(Dataset rows describing interfaces)
⟨

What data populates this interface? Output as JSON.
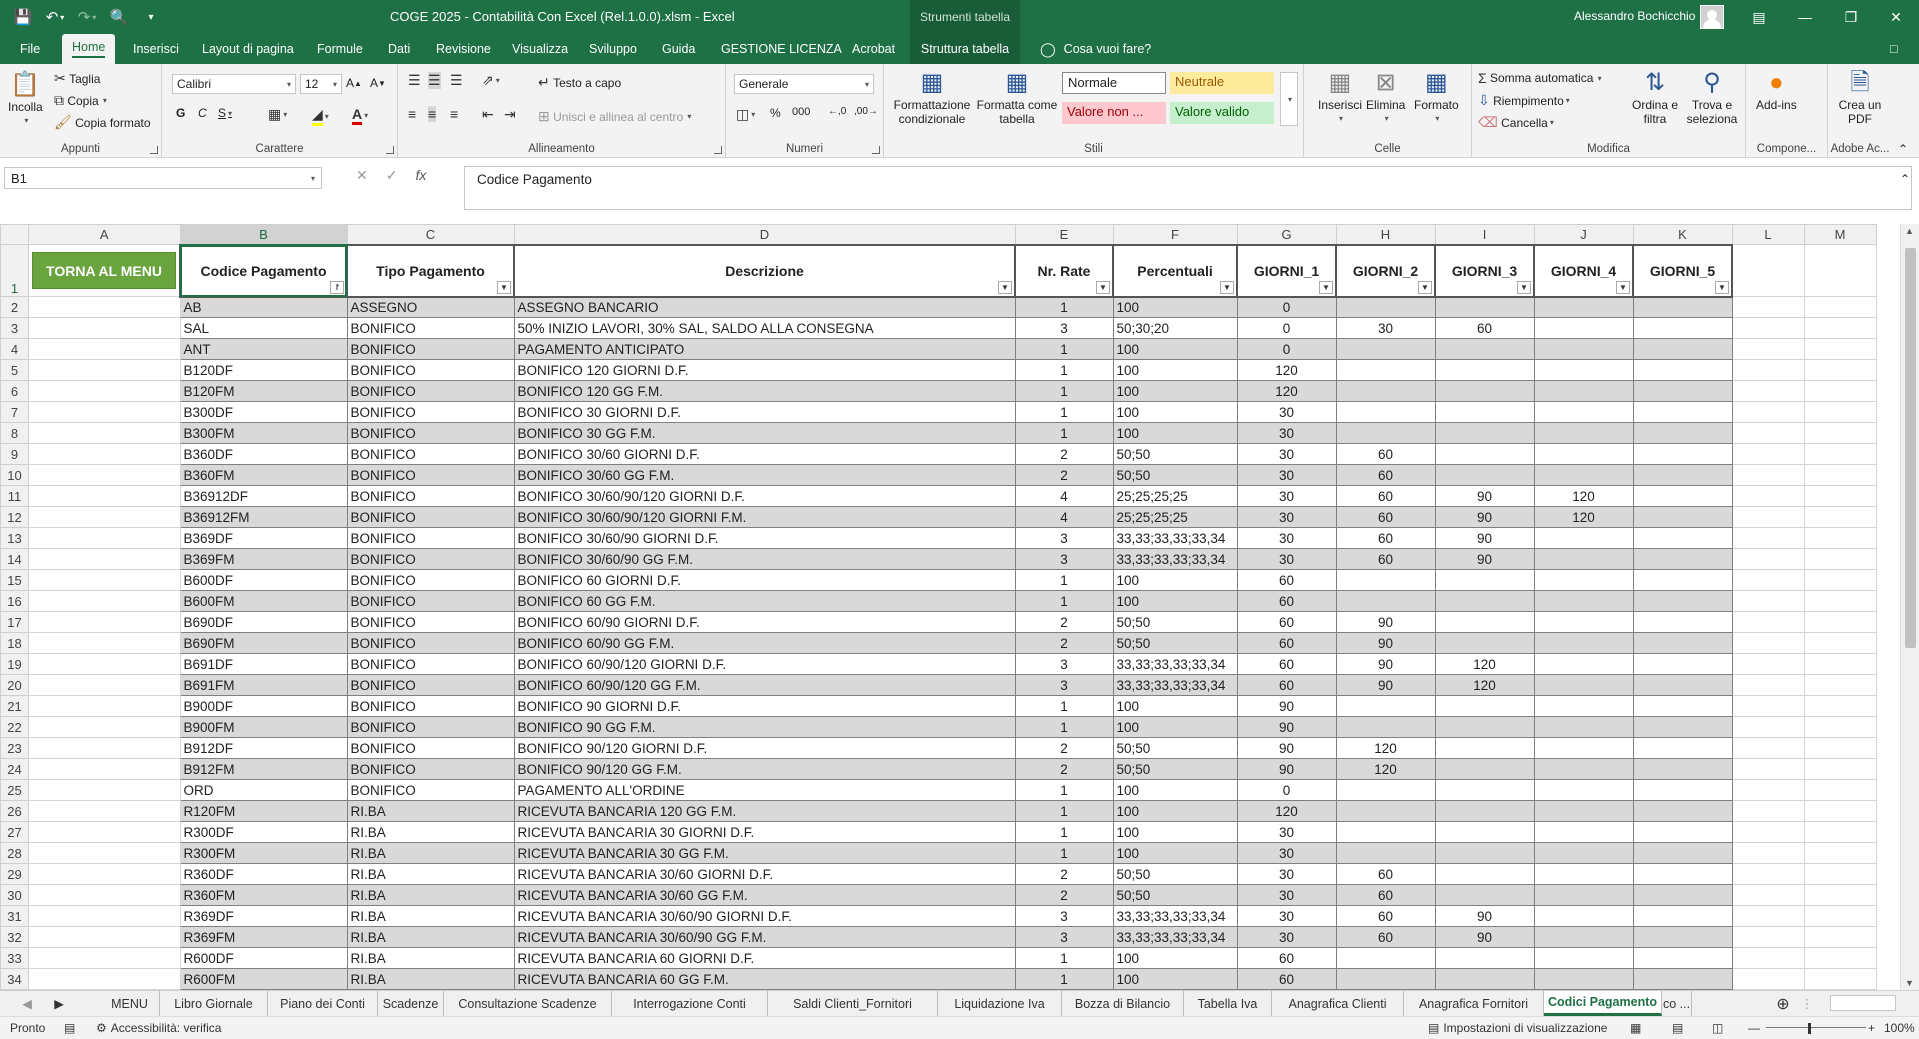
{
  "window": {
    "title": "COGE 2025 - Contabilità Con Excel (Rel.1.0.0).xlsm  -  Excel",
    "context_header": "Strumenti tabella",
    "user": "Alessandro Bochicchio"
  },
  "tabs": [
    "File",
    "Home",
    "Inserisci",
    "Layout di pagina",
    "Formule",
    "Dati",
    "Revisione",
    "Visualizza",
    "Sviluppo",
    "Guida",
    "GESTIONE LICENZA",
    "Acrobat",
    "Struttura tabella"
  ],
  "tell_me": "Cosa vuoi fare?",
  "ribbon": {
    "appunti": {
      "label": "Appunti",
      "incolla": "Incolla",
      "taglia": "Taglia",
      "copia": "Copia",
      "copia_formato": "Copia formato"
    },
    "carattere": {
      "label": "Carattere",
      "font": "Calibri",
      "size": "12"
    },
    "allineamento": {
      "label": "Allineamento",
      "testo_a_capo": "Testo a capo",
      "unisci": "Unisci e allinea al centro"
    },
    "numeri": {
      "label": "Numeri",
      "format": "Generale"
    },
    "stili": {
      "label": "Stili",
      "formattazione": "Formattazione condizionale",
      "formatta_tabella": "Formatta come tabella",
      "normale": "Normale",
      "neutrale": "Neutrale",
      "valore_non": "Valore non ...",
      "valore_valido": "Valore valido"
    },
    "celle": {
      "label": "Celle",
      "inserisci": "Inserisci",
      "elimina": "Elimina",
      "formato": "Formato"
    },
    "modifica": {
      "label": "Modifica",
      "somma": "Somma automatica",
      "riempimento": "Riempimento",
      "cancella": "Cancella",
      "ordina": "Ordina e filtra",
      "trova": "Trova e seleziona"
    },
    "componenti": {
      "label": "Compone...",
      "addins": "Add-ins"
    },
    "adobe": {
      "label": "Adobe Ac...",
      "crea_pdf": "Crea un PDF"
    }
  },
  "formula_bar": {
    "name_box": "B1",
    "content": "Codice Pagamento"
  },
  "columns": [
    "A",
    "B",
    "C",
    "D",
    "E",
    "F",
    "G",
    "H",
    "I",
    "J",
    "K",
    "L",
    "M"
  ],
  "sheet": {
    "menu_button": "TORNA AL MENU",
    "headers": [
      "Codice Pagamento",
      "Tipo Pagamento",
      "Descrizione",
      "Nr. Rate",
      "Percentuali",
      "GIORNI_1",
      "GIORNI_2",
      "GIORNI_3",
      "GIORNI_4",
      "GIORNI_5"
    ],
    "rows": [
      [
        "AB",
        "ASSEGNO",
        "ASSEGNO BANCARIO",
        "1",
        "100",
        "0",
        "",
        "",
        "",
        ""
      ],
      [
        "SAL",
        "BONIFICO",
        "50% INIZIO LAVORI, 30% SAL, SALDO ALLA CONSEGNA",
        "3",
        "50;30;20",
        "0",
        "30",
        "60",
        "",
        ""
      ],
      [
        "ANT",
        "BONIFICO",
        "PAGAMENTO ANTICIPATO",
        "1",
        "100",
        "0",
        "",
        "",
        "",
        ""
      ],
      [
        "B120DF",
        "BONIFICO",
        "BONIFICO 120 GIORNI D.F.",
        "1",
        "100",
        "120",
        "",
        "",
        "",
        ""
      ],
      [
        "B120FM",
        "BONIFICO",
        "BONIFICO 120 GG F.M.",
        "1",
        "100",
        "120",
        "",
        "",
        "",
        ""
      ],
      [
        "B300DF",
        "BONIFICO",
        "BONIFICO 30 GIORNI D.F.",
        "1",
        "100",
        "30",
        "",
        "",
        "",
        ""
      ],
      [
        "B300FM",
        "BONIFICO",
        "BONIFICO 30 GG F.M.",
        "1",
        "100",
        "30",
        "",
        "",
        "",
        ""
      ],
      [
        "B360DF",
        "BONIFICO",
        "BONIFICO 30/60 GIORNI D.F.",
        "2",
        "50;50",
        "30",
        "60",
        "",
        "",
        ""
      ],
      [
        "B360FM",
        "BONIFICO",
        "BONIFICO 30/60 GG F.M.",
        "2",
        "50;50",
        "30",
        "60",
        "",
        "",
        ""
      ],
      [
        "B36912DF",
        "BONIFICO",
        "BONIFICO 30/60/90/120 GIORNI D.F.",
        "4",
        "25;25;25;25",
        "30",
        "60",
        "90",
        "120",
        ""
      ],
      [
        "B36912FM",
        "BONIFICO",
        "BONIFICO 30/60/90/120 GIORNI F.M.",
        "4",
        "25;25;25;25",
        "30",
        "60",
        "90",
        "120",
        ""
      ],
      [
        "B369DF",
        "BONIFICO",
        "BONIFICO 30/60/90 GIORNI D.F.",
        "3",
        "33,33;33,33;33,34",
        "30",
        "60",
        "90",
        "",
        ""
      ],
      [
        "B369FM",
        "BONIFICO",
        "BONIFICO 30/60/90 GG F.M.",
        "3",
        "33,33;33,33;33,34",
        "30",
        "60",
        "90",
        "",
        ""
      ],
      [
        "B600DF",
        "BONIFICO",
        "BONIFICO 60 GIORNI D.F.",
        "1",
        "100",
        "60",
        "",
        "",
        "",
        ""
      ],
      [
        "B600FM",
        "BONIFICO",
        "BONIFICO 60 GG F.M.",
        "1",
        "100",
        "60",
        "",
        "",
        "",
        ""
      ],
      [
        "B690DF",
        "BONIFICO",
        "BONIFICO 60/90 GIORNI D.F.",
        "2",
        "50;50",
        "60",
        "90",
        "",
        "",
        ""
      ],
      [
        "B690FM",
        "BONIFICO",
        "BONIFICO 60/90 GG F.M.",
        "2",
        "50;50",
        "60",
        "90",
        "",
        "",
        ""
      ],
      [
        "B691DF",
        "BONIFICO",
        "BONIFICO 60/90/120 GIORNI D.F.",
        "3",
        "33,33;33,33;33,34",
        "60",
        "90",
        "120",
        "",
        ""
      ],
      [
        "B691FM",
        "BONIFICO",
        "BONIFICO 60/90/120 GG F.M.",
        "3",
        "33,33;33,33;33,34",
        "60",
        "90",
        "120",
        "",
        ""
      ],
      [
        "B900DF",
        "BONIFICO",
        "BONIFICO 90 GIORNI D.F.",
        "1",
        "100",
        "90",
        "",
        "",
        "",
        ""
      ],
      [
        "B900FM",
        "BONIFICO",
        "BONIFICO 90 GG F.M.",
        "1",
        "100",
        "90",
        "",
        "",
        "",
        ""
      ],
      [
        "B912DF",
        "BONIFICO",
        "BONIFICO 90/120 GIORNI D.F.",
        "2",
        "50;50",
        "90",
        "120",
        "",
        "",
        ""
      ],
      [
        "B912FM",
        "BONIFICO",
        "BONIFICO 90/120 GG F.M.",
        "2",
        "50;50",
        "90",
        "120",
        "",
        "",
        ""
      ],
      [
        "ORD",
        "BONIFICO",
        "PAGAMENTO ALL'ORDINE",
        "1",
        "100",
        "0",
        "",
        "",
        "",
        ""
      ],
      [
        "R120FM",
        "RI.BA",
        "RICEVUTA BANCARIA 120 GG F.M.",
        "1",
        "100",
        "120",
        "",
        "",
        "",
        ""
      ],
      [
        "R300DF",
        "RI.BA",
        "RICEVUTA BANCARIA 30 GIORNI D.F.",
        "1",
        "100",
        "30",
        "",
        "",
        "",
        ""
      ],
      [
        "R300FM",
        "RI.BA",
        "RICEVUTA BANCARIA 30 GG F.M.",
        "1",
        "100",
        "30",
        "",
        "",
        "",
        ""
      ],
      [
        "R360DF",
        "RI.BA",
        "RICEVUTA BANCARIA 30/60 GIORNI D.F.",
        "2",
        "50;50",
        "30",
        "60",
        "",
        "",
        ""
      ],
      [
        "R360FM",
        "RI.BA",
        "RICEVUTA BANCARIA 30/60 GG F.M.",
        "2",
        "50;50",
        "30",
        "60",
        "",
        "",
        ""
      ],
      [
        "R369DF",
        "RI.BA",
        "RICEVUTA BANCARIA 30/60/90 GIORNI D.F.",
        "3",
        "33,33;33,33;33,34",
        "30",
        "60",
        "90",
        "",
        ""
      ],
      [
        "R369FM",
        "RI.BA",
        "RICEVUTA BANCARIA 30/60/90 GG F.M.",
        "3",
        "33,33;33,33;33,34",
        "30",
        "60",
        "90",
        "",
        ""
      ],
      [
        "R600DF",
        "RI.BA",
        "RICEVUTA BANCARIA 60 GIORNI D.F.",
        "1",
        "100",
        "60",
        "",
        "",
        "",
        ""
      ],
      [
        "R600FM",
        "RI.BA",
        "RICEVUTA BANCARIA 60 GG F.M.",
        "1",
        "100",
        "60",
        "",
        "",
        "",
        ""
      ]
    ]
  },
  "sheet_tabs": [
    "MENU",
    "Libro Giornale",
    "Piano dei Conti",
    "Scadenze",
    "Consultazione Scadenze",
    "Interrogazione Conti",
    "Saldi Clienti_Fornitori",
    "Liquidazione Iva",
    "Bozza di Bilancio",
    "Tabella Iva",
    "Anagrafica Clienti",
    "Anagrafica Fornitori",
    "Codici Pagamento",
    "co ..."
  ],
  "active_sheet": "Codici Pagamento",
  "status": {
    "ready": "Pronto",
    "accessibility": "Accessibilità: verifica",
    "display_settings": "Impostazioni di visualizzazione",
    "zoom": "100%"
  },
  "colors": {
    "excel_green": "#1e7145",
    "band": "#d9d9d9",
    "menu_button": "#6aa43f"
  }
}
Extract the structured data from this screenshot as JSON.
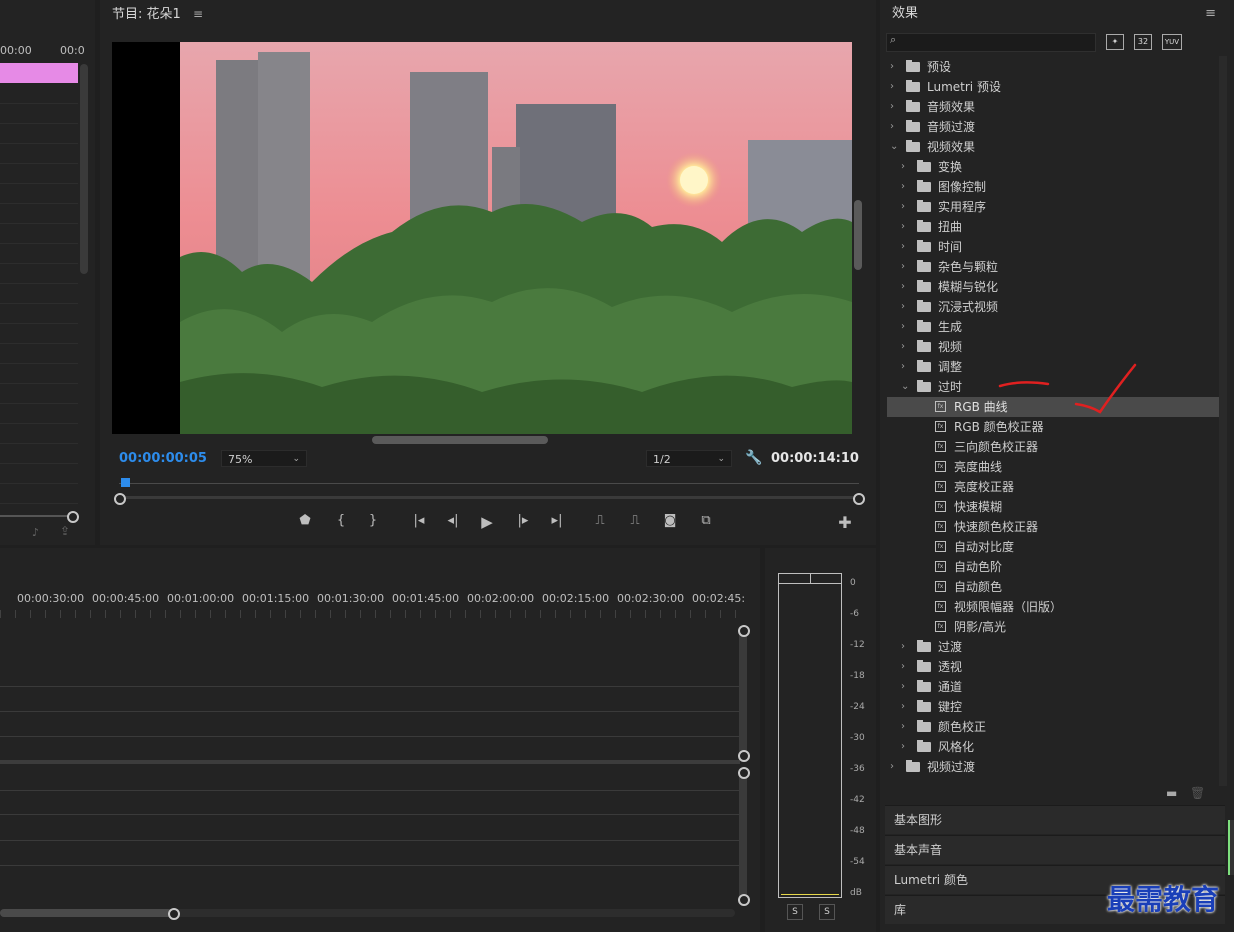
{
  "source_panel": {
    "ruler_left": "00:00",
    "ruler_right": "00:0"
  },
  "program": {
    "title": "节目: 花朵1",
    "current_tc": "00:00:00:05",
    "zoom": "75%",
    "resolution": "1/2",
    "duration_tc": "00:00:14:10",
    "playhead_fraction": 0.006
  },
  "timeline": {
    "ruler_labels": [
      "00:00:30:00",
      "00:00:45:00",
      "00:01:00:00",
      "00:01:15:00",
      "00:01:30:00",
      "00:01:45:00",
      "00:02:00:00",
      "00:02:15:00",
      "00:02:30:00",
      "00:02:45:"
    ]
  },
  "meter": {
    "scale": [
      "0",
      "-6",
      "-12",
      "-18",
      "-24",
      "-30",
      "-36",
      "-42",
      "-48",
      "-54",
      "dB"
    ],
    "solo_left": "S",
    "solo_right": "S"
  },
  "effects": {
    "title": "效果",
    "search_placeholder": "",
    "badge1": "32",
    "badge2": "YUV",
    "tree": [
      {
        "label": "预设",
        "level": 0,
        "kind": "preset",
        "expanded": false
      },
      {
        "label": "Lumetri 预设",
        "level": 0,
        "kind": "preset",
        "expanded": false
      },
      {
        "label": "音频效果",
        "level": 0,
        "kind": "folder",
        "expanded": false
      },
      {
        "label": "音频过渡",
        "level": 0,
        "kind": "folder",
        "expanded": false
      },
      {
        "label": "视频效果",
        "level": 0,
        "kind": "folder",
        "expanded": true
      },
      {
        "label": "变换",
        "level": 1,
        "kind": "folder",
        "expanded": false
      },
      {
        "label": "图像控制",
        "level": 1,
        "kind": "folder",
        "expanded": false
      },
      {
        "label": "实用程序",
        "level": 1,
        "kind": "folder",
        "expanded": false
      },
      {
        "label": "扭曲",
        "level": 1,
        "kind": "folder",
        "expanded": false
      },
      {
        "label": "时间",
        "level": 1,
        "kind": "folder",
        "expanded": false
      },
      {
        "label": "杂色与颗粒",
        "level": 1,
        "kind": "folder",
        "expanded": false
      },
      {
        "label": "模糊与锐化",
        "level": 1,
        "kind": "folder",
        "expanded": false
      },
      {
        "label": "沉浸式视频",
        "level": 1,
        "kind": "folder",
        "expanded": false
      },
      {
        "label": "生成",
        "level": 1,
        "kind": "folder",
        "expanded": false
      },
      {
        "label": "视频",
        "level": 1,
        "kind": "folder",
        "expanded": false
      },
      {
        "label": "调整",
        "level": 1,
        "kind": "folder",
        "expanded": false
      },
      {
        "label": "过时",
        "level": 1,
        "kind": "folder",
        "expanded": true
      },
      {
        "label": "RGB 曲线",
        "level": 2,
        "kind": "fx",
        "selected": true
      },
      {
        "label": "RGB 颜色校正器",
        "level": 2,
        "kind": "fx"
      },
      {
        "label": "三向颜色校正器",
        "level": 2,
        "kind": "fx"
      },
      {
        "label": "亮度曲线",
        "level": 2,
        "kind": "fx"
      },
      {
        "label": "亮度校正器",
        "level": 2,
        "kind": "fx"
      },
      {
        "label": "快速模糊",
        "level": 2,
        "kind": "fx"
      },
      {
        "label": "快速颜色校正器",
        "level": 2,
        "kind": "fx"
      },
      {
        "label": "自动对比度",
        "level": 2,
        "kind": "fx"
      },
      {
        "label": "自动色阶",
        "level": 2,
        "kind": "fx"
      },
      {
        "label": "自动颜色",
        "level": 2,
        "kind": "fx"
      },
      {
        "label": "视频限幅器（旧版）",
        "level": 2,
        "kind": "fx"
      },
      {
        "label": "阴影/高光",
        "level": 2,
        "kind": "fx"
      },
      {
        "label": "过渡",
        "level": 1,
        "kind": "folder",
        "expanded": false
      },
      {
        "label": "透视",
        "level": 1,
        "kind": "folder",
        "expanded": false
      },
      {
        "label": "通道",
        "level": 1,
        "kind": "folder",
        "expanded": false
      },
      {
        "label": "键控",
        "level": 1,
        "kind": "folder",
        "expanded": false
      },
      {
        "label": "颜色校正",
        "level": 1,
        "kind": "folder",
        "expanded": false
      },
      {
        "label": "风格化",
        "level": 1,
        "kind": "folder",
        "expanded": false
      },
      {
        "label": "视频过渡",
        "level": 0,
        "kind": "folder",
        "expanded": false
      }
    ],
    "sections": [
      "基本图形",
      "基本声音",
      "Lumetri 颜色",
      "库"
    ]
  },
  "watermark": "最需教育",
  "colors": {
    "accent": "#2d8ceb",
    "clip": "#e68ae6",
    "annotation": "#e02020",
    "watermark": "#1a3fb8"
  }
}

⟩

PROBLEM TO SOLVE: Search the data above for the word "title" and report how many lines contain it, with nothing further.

EXPECTED ANSWER: 3